"This paper presents an integrative standards-based STEM curriculum that uses robots to develop students' computational thinking. The need for the project is rooted in both the overall lack of existing materials as well as the need for materials that directly address specific STEM standards in an integrative fashion. The paper details the first mesocycle of an educational design research project (EDR) in which a robust theoretical framework was created to support the development of a 2-week series of robotics lessons. Analysis of evaluation data from 5 fifth-grade teachers and their students revealed that the integrative curriculum supported student problem solving and teacher practices that supported cognitive demand. Implications for research, design, and instruction are discussed."

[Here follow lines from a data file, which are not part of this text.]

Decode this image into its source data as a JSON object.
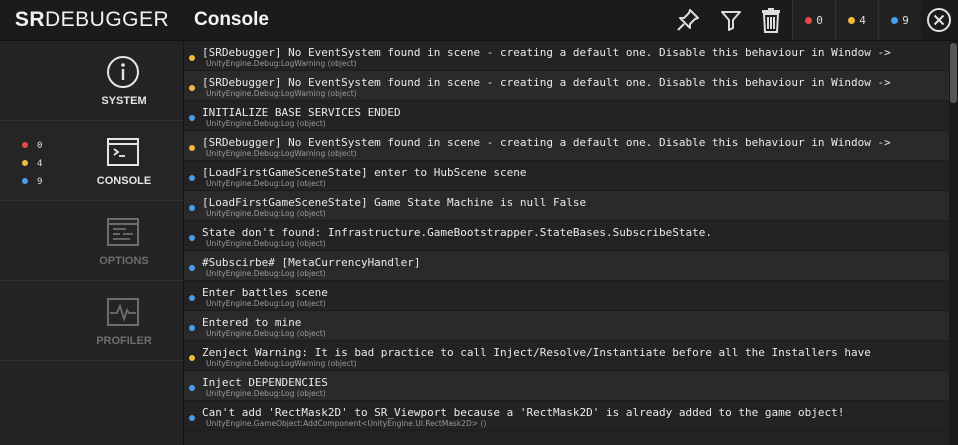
{
  "app": {
    "logo_bold": "SR",
    "logo_rest": "DEBUGGER",
    "title": "Console"
  },
  "toolbar": {
    "error_count": "0",
    "warning_count": "4",
    "info_count": "9"
  },
  "colors": {
    "error": "#e84848",
    "warning": "#f5b93b",
    "info": "#4a9ef0"
  },
  "sidebar": {
    "items": [
      {
        "label": "SYSTEM",
        "icon": "info-icon"
      },
      {
        "label": "CONSOLE",
        "icon": "console-icon"
      },
      {
        "label": "OPTIONS",
        "icon": "options-icon"
      },
      {
        "label": "PROFILER",
        "icon": "profiler-icon"
      }
    ],
    "counts": {
      "error": "0",
      "warning": "4",
      "info": "9"
    }
  },
  "log": [
    {
      "level": "warning",
      "message": "[SRDebugger] No EventSystem found in scene - creating a default one. Disable this behaviour in Window ->",
      "source": "UnityEngine.Debug:LogWarning (object)"
    },
    {
      "level": "warning",
      "message": "[SRDebugger] No EventSystem found in scene - creating a default one. Disable this behaviour in Window ->",
      "source": "UnityEngine.Debug:LogWarning (object)"
    },
    {
      "level": "info",
      "message": "INITIALIZE BASE SERVICES ENDED",
      "source": "UnityEngine.Debug:Log (object)"
    },
    {
      "level": "warning",
      "message": "[SRDebugger] No EventSystem found in scene - creating a default one. Disable this behaviour in Window ->",
      "source": "UnityEngine.Debug:LogWarning (object)"
    },
    {
      "level": "info",
      "message": "[LoadFirstGameSceneState] enter to HubScene scene",
      "source": "UnityEngine.Debug:Log (object)"
    },
    {
      "level": "info",
      "message": "[LoadFirstGameSceneState] Game State Machine is null False",
      "source": "UnityEngine.Debug:Log (object)"
    },
    {
      "level": "info",
      "message": "State don't found: Infrastructure.GameBootstrapper.StateBases.SubscribeState.",
      "source": "UnityEngine.Debug:Log (object)"
    },
    {
      "level": "info",
      "message": "#Subscirbe# [MetaCurrencyHandler]",
      "source": "UnityEngine.Debug:Log (object)"
    },
    {
      "level": "info",
      "message": "Enter battles scene",
      "source": "UnityEngine.Debug:Log (object)"
    },
    {
      "level": "info",
      "message": "Entered to mine",
      "source": "UnityEngine.Debug:Log (object)"
    },
    {
      "level": "warning",
      "message": "Zenject Warning: It is bad practice to call Inject/Resolve/Instantiate before all the Installers have",
      "source": "UnityEngine.Debug:LogWarning (object)"
    },
    {
      "level": "info",
      "message": "Inject DEPENDENCIES",
      "source": "UnityEngine.Debug:Log (object)"
    },
    {
      "level": "info",
      "message": "Can't add 'RectMask2D' to SR_Viewport because a 'RectMask2D' is already added to the game object!",
      "source": "UnityEngine.GameObject:AddComponent<UnityEngine.UI.RectMask2D> ()"
    }
  ]
}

MSPnet Location: Library >> STEM+C
http://hub.mspnet.org/index.cfm/31877


2017 STEM for All Video Showcase
This week we feature Robotics videos from the 2017 STEM for All Video Showcase.

Title: Creative Robotics: Broadening Participation Across the Middle School Curriculum

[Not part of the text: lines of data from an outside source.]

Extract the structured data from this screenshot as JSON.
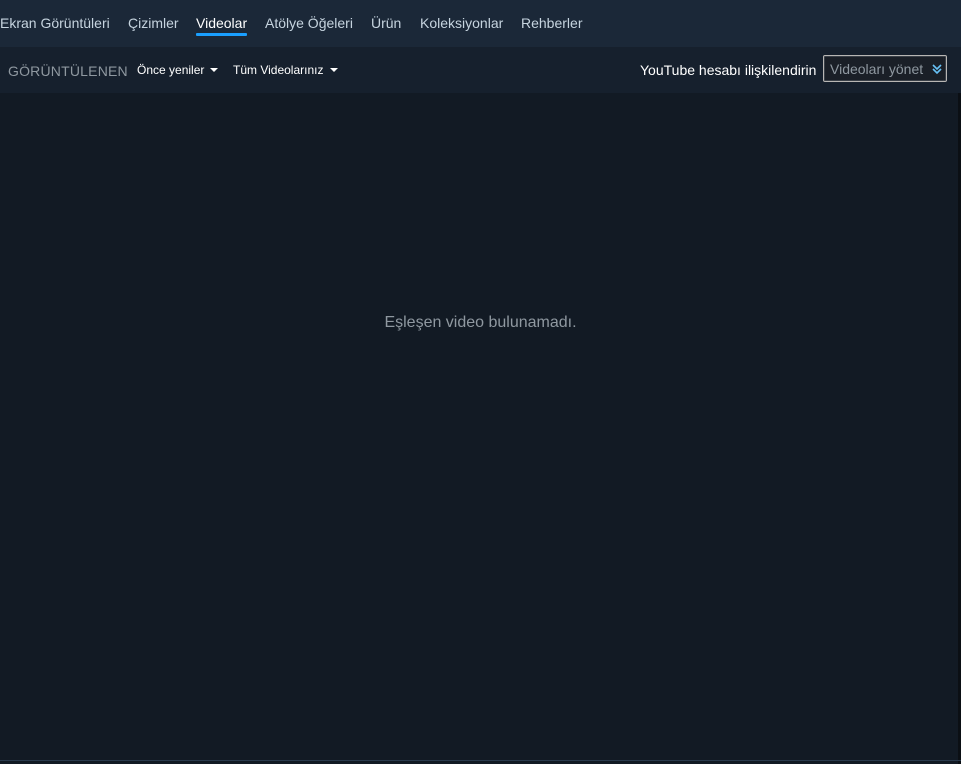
{
  "tabs": [
    {
      "label": "Ekran Görüntüleri",
      "active": false
    },
    {
      "label": "Çizimler",
      "active": false
    },
    {
      "label": "Videolar",
      "active": true
    },
    {
      "label": "Atölye Öğeleri",
      "active": false
    },
    {
      "label": "Ürün",
      "active": false
    },
    {
      "label": "Koleksiyonlar",
      "active": false
    },
    {
      "label": "Rehberler",
      "active": false
    }
  ],
  "filters": {
    "viewing_label": "GÖRÜNTÜLENEN",
    "sort_value": "Önce yeniler",
    "scope_value": "Tüm Videolarınız"
  },
  "youtube": {
    "link_label": "YouTube hesabı ilişkilendirin",
    "manage_value": "Videoları yönet"
  },
  "content": {
    "empty_message": "Eşleşen video bulunamadı."
  },
  "colors": {
    "accent": "#1a9fff",
    "background": "#121a24",
    "tabbar": "#1b2838"
  },
  "icons": {
    "dropdown": "caret-down-icon",
    "manage": "double-chevron-down-icon"
  }
}
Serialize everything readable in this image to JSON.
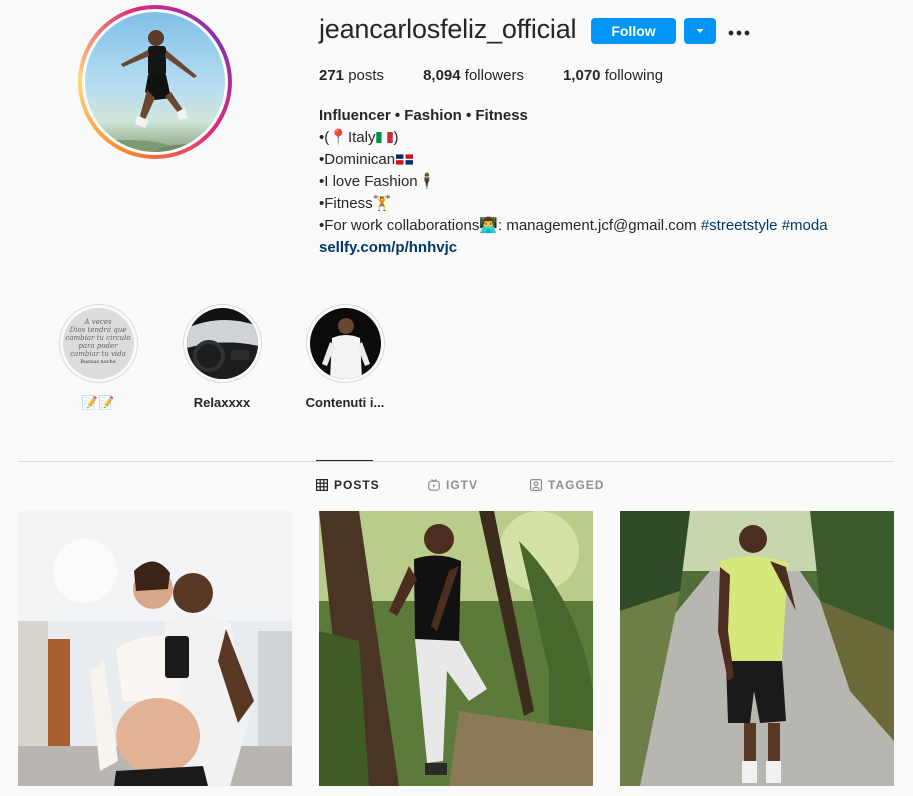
{
  "profile": {
    "username": "jeancarlosfeliz_official",
    "follow_label": "Follow",
    "avatar_icon": "profile-avatar",
    "more_icon": "more-options-icon",
    "dropdown_icon": "chevron-down-icon",
    "stats": {
      "posts_count": "271",
      "posts_label": "posts",
      "followers_count": "8,094",
      "followers_label": "followers",
      "following_count": "1,070",
      "following_label": "following"
    },
    "bio": {
      "fullname": "Influencer • Fashion • Fitness",
      "line1_prefix": "•(",
      "line1_text": "Italy",
      "line1_suffix": ")",
      "line2": "•Dominican",
      "line3": "•I love Fashion",
      "line4": "•Fitness",
      "line5_prefix": "•For work collaborations",
      "line5_text": ": management.jcf@gmail.com",
      "hashtag1": "#streetstyle",
      "hashtag2": "#moda",
      "link": "sellfy.com/p/hnhvjc"
    }
  },
  "highlights": [
    {
      "label": "📝📝",
      "image_text": [
        "A veces",
        "Dios tendrá que",
        "cambiar tu circulo",
        "para poder",
        "cambiar tu vida",
        "Buenas noche"
      ]
    },
    {
      "label": "Relaxxxx"
    },
    {
      "label": "Contenuti i..."
    }
  ],
  "tabs": {
    "posts": "POSTS",
    "igtv": "IGTV",
    "tagged": "TAGGED"
  },
  "colors": {
    "accent": "#0095f6",
    "text": "#262626",
    "muted": "#8e8e8e",
    "link": "#00376b",
    "background": "#fafafa",
    "border": "#dbdbdb"
  }
}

Presenter(s): Karen Mutch-Jones, Debra Bernstein, Michael Cassidy
Description: Integrating robotics into core curricula exposes more students to innovative computer science experiences and can promote deeper understanding and engagement with content (Gura, 2011; Gura & King, 2007). To increase access to engineering design and programming, Creative Robotics project teachers developed and integrated robotics units into their sixth through eighth grade English, social studies, science, health, and art courses. In some classrooms, robotics supported learning by helping students translate abstract disciplinary concepts into concrete exemplars and to explore new subject matter within the discipline. Robotics integration enabled some teachers to deepen their thinking about topics and reconsider their typical pedagogical approach to teaching them. In our video, we will provide examples (including student artifacts and classroom clips) of robotics projects woven into topics studied in English (Romeo and Juliet/poetry), Art (assemblage sculpture), and Health (biomechanics). We will briefly share research and evaluation findings, highlighting teacher implementation variations, barriers, and successes, as well as the ways in which students engaged in this STEM experience.

Title: Making Math Fun with Robotics

Presenter(s): Harry Cheng
Description: The UC Davis C-STEM Center studies how to use innovative computing and robotics technologies to increase student interest and help them learn STEM subjects with an emphasis on Algebra, a gatekeeper for high-school graduation and careers in STEM fields. The C-STEM program helps close the math achievement gap, engages traditionally unrepresented groups and at risk students in hands-on learning math with computing and robotics. Through cutting edge research with funding from the National Science Foundation and California Department of Education, the C-STEM Center, in collaboration with industry partners, has developed innovative educational technology C-STEM Studio with computing in C/C++ for K-14 hands-on learning math and computer science. By working with K-14 educators, the C-STEM Center integrates computer programming and robotics into teaching STEM subjects by creating project-based computing and robotics activities, integrated curriculum, and hands-on personalized and collaborative learning strategies aligned with Common Core State Standards (CCSS) and Career and Technical Education (CTE) Standards. This integration helps students make meaningful connections between regular STEM topics and their relevance to real-life applications as well as help develop students’ critical thinking and problem-solving skills.